Wednesday, December 14, 2005

Shaping the Culture

Is Your Church Reflecting the Culture, or Shaping It? This very good question is from the Nine Marks Ministries website. The Christmas season is a good time to evaluate the cultural significance our churches. As we see decorations and hear music inspired by birth of our Saviour – general ignorance of Christianity and the PC Cops notwithstanding – we should reflect upon our degree of usefulness. How can we best serve the purpose of God in our own generation?

If we are believers, the follow up to that should be, how can we communicate the gospel to this generation? That leads to, what is the gospel? If we get the answer to this question wrong, we will be found useless for the Kingdom of God before we even begin.

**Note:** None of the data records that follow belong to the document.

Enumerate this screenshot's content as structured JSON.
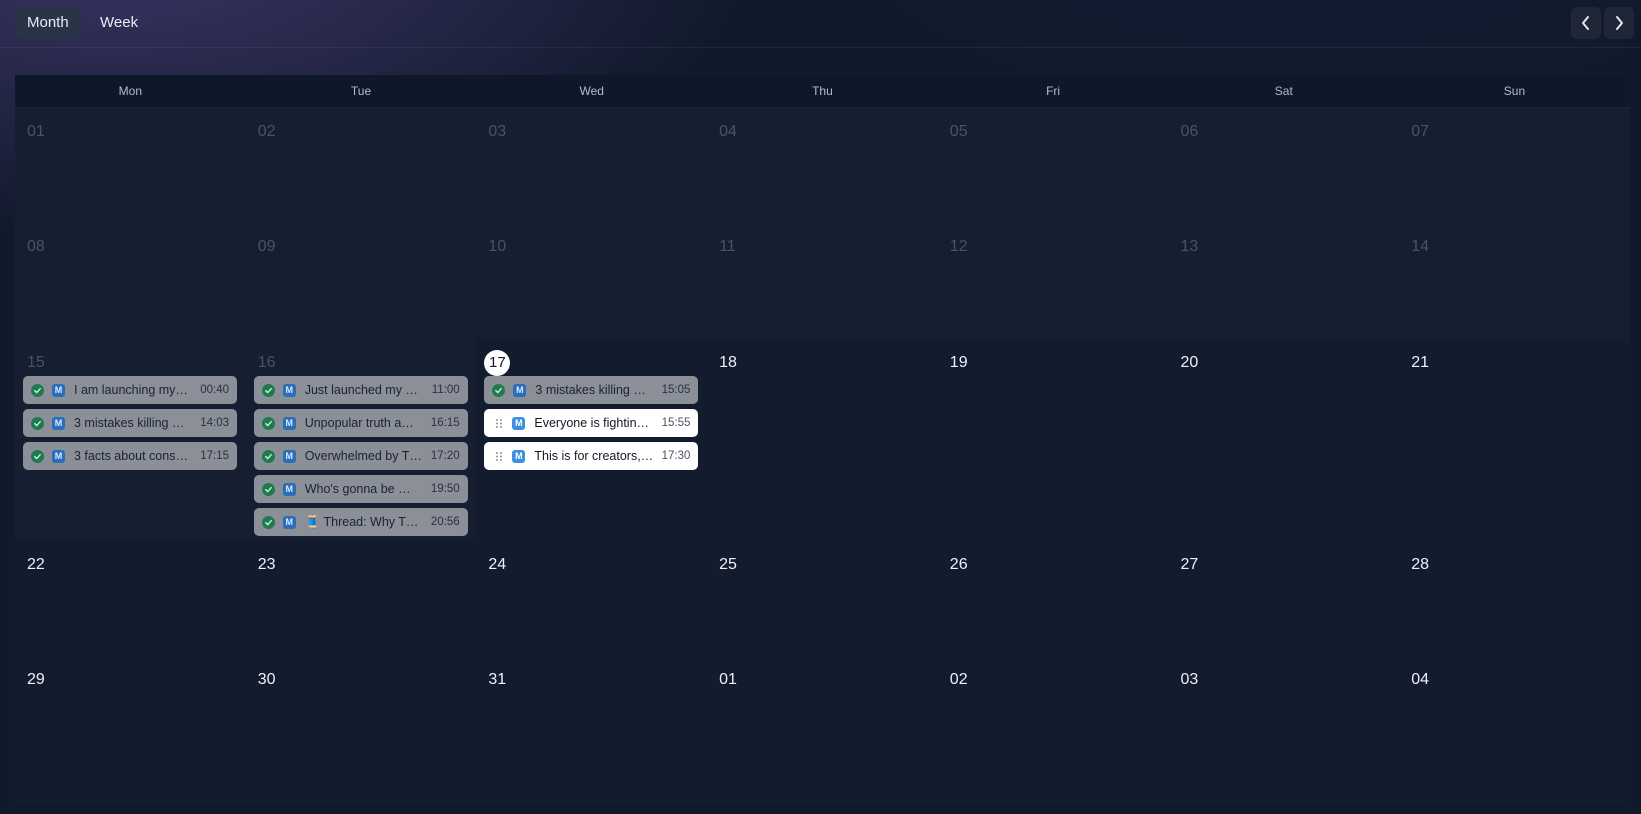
{
  "toolbar": {
    "views": [
      {
        "label": "Month",
        "active": true
      },
      {
        "label": "Week",
        "active": false
      }
    ],
    "prev_icon": "chevron-left-icon",
    "next_icon": "chevron-right-icon"
  },
  "weekdays": [
    "Mon",
    "Tue",
    "Wed",
    "Thu",
    "Fri",
    "Sat",
    "Sun"
  ],
  "today": "17",
  "weeks": [
    [
      "01",
      "02",
      "03",
      "04",
      "05",
      "06",
      "07"
    ],
    [
      "08",
      "09",
      "10",
      "11",
      "12",
      "13",
      "14"
    ],
    [
      "15",
      "16",
      "17",
      "18",
      "19",
      "20",
      "21"
    ],
    [
      "22",
      "23",
      "24",
      "25",
      "26",
      "27",
      "28"
    ],
    [
      "29",
      "30",
      "31",
      "01",
      "02",
      "03",
      "04"
    ]
  ],
  "dimmed_days": [
    "01",
    "02",
    "03",
    "04",
    "05",
    "06",
    "07",
    "08",
    "09",
    "10",
    "11",
    "12",
    "13",
    "14",
    "15",
    "16"
  ],
  "events": {
    "15": [
      {
        "title": "I am launching my…",
        "time": "00:40",
        "status": "done"
      },
      {
        "title": "3 mistakes killing …",
        "time": "14:03",
        "status": "done"
      },
      {
        "title": "3 facts about cons…",
        "time": "17:15",
        "status": "done"
      }
    ],
    "16": [
      {
        "title": "Just launched my …",
        "time": "11:00",
        "status": "done"
      },
      {
        "title": "Unpopular truth a…",
        "time": "16:15",
        "status": "done"
      },
      {
        "title": "Overwhelmed by T…",
        "time": "17:20",
        "status": "done"
      },
      {
        "title": "Who's gonna be …",
        "time": "19:50",
        "status": "done"
      },
      {
        "title": "🧵 Thread: Why T…",
        "time": "20:56",
        "status": "done"
      }
    ],
    "17": [
      {
        "title": "3 mistakes killing …",
        "time": "15:05",
        "status": "done"
      },
      {
        "title": "Everyone is fightin…",
        "time": "15:55",
        "status": "pending"
      },
      {
        "title": "This is for creators,…",
        "time": "17:30",
        "status": "pending"
      }
    ]
  },
  "event_badge": "M",
  "colors": {
    "background": "#111a2c",
    "done_event": "#8a8f98",
    "pending_event": "#ffffff",
    "check": "#1f7a4f",
    "badge": "#2a6db8"
  }
}
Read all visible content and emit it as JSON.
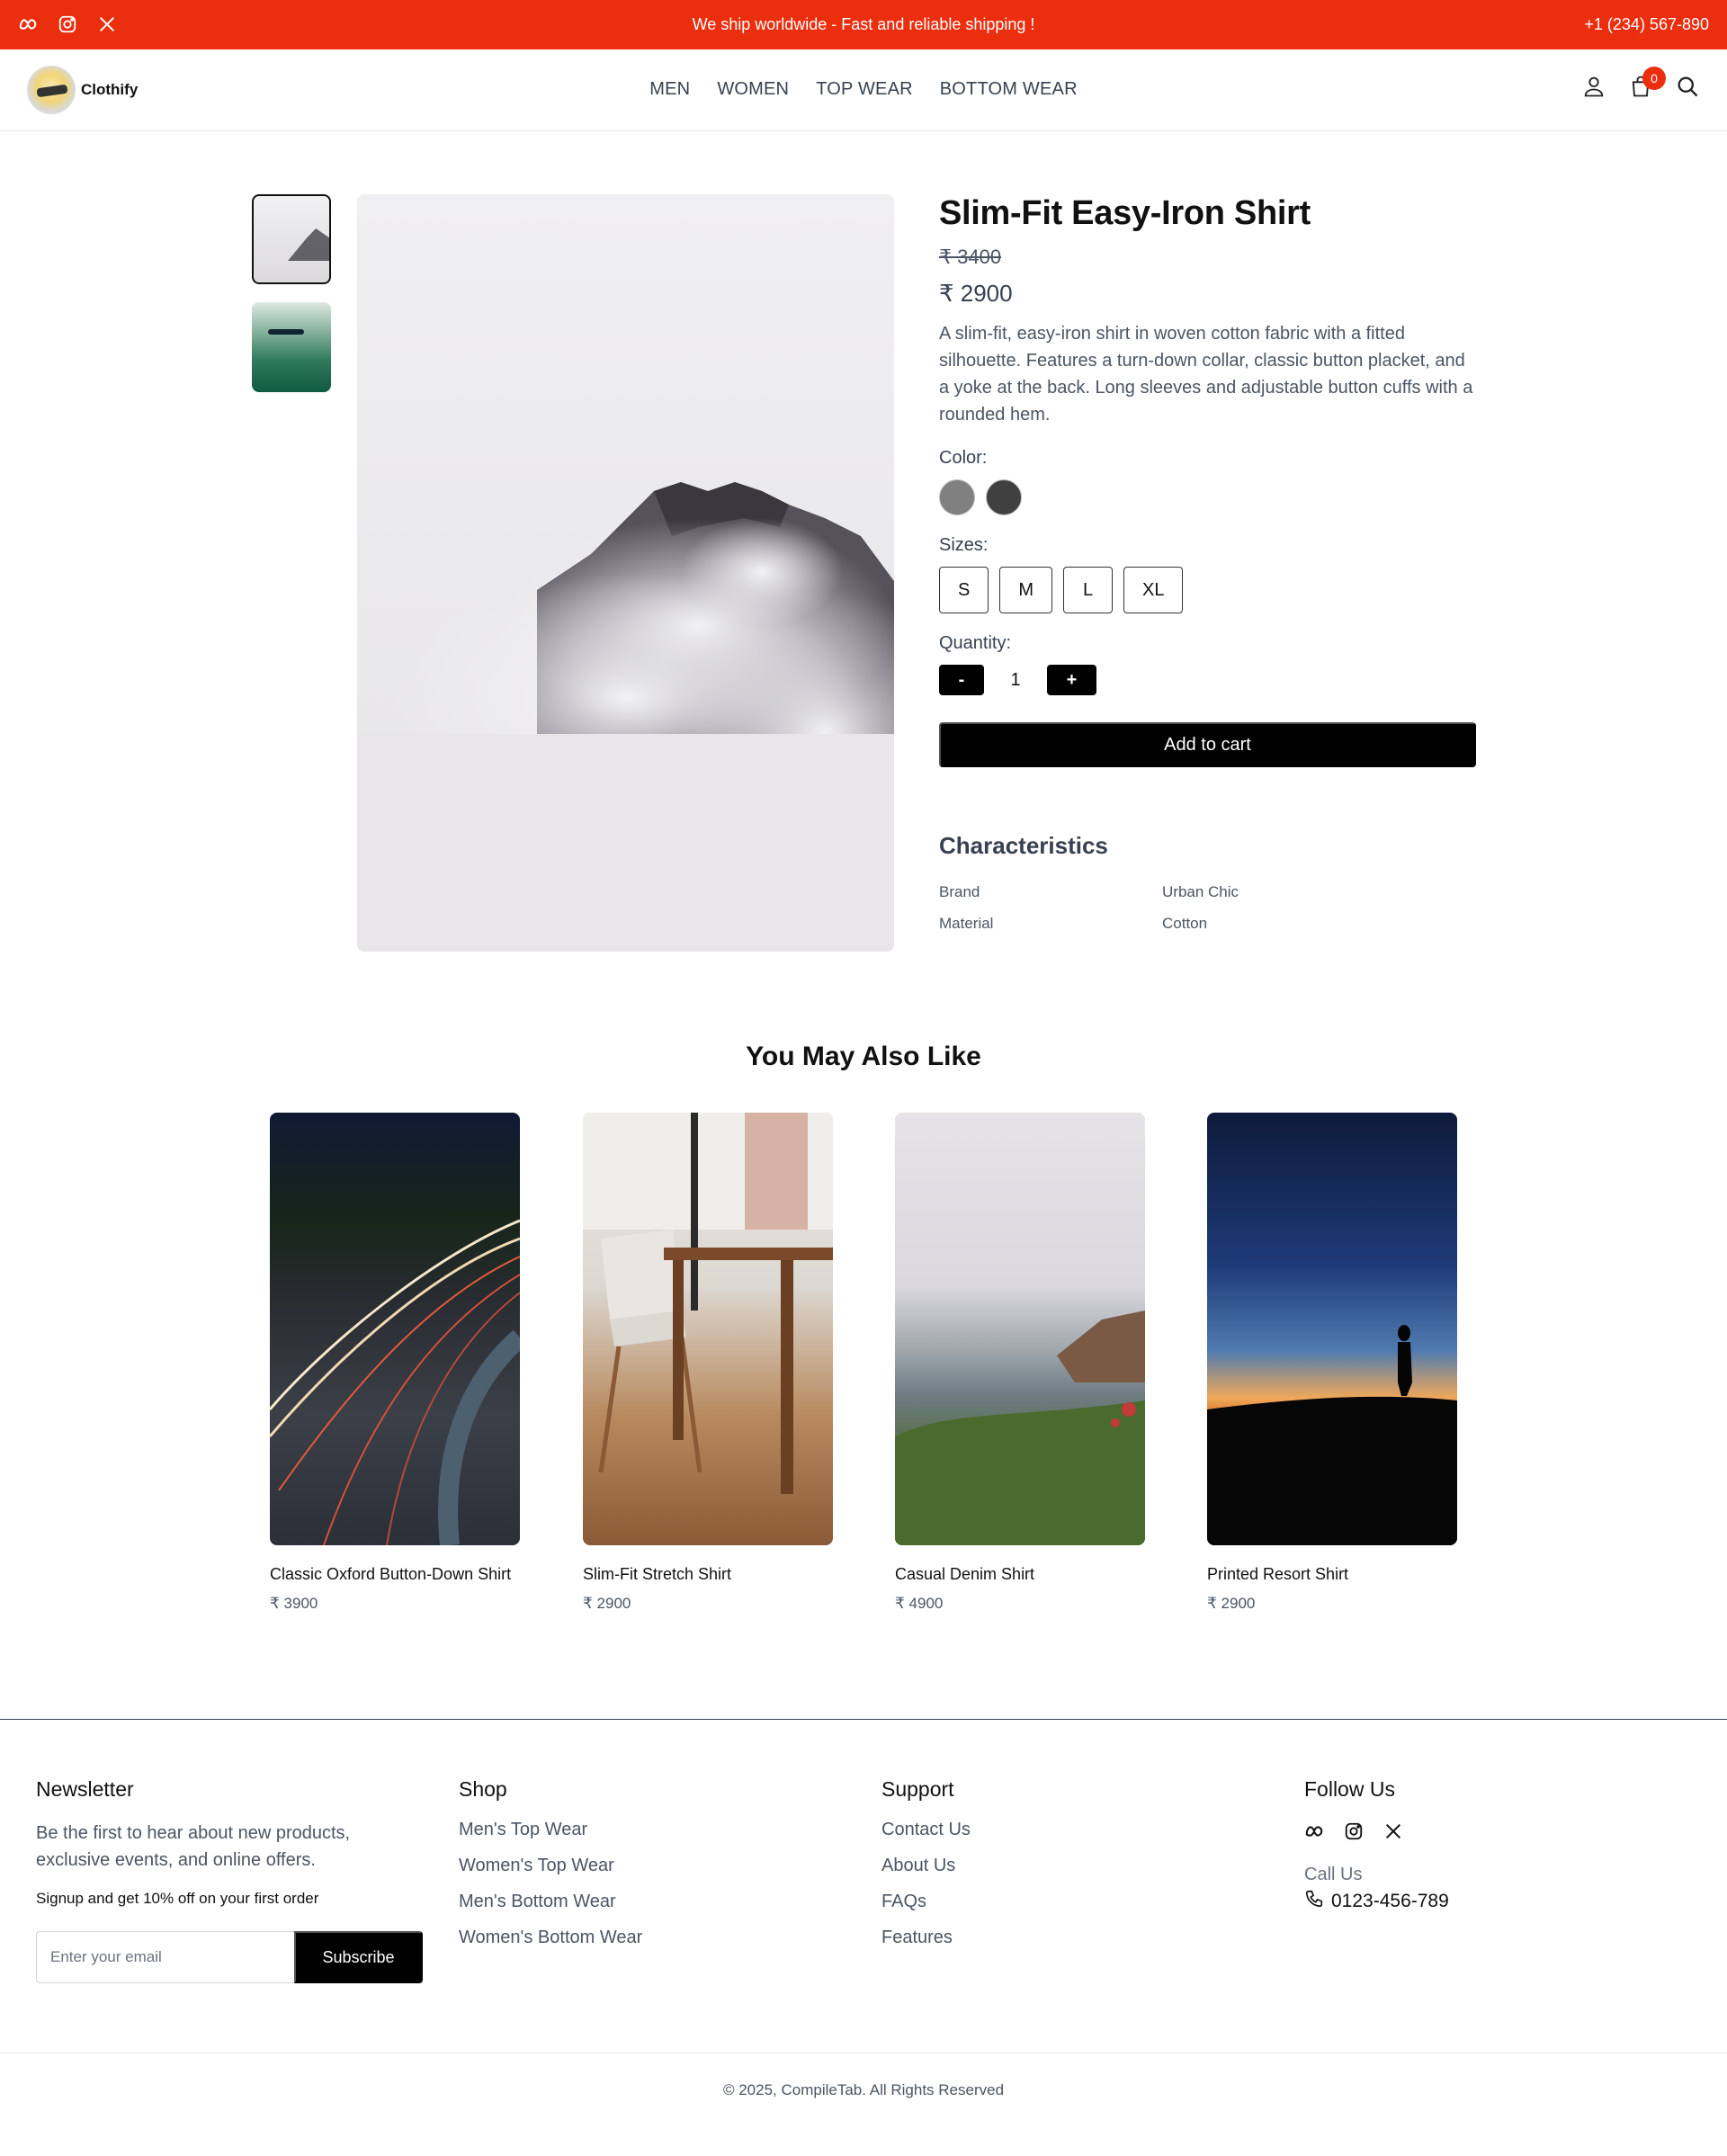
{
  "topbar": {
    "promo": "We ship worldwide - Fast and reliable shipping !",
    "phone": "+1 (234) 567-890",
    "socials": [
      "meta-icon",
      "instagram-icon",
      "x-icon"
    ],
    "color": "#ea2e0e"
  },
  "header": {
    "brand": "Clothify",
    "nav": [
      "MEN",
      "WOMEN",
      "TOP WEAR",
      "BOTTOM WEAR"
    ],
    "cart_count": "0",
    "icons": [
      "user-icon",
      "cart-icon",
      "search-icon"
    ]
  },
  "product": {
    "title": "Slim-Fit Easy-Iron Shirt",
    "old_price": "₹ 3400",
    "price": "₹ 2900",
    "description": "A slim-fit, easy-iron shirt in woven cotton fabric with a fitted silhouette. Features a turn-down collar, classic button placket, and a yoke at the back. Long sleeves and adjustable button cuffs with a rounded hem.",
    "color_label": "Color:",
    "colors": [
      "#808080",
      "#404040"
    ],
    "sizes_label": "Sizes:",
    "sizes": [
      "S",
      "M",
      "L",
      "XL"
    ],
    "quantity_label": "Quantity:",
    "quantity": "1",
    "minus": "-",
    "plus": "+",
    "add_to_cart": "Add to cart",
    "characteristics_title": "Characteristics",
    "characteristics": [
      {
        "key": "Brand",
        "value": "Urban Chic"
      },
      {
        "key": "Material",
        "value": "Cotton"
      }
    ]
  },
  "related": {
    "title": "You May Also Like",
    "items": [
      {
        "name": "Classic Oxford Button-Down Shirt",
        "price": "₹ 3900"
      },
      {
        "name": "Slim-Fit Stretch Shirt",
        "price": "₹ 2900"
      },
      {
        "name": "Casual Denim Shirt",
        "price": "₹ 4900"
      },
      {
        "name": "Printed Resort Shirt",
        "price": "₹ 2900"
      }
    ]
  },
  "footer": {
    "newsletter": {
      "title": "Newsletter",
      "text": "Be the first to hear about new products, exclusive events, and online offers.",
      "offer": "Signup and get 10% off on your first order",
      "placeholder": "Enter your email",
      "button": "Subscribe"
    },
    "shop": {
      "title": "Shop",
      "links": [
        "Men's Top Wear",
        "Women's Top Wear",
        "Men's Bottom Wear",
        "Women's Bottom Wear"
      ]
    },
    "support": {
      "title": "Support",
      "links": [
        "Contact Us",
        "About Us",
        "FAQs",
        "Features"
      ]
    },
    "follow": {
      "title": "Follow Us",
      "call_label": "Call Us",
      "phone": "0123-456-789"
    },
    "copyright": "© 2025, CompileTab. All Rights Reserved"
  }
}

Christians should be practical and not waste their time in ivory tower pursuits. However, being able to correctly answer the question, “What is the gospel?” is not an ivory tower pursuit. Even pastors – maybe particularly pastors – have assumed that professing Christians know the gospel without working through the implications of getting the gospel right – or not.

Several years ago, Shane Rosenthal from the The White Horse Inn radio program interviewed 60 people at a large Christian booksellers association event (they recently talked about this on their 15th anniversary program). The question was simple, “What is the gospel?” They got one right answer. Virtually all the answers were works-righteousness oriented; that is, the gospel is about what I do to earn acceptance with God. Remember, this is not a random survey in the big city; this is a Christian booksellers association.

R.C. Sproul said that he had to pull his car over to the side of the road when he heard that program because he was overcome with grief (Speaking of R.C. Sproul, I heard him say once that if everyone who called themselves a Christian in the USA would take the time to read Romans, just once, that there would be a revival in the land).

As Christians, we ought to take the Apostle Paul’s words in Romans 12:2 seriously, because they are God’s Word: “Be transformed by the renewing of your mind.”

How can a proper understanding of the Gospel transform the culture? It would be sad if the church was asking that question, but it is even more distressing that it is not even asking that question. The power of the Gospel for the salvation of everyone who believes (Romans 1:16-17) is the only hope the world has for cultural transformation from God’s perspective. What other perspective ultimately matters?.

The answer to political corruption, moral decay, relativism, child poverty – you name it – is found in the transforming power of the Gospel. It is only the church that has this transforming, redeeming message. While every Christian will affirm that the gospel is important, in much of Christendom, the gospel is practically dismissed as people focus on peripheral issues.

The gospel is too often assumed. I have heard leaders say, “We have a strong doctrinal foundation, but what we need to work on is relationships in our churches.” Replace ‘relationships’ in that sentence with church growth strategy; political influence; youth programs; relevant worship or whatever trends are in vogue at the moment, and you will see the heart of the evangelical problem: The gospel is not central.

So, what is the gospel?

Stay tuned.

1 comment:

Dan S. said...

GREAT post, Terry. Looking forward to your answer to that last question. One of the books on my Christmas list is Piper's "God is the Gospel."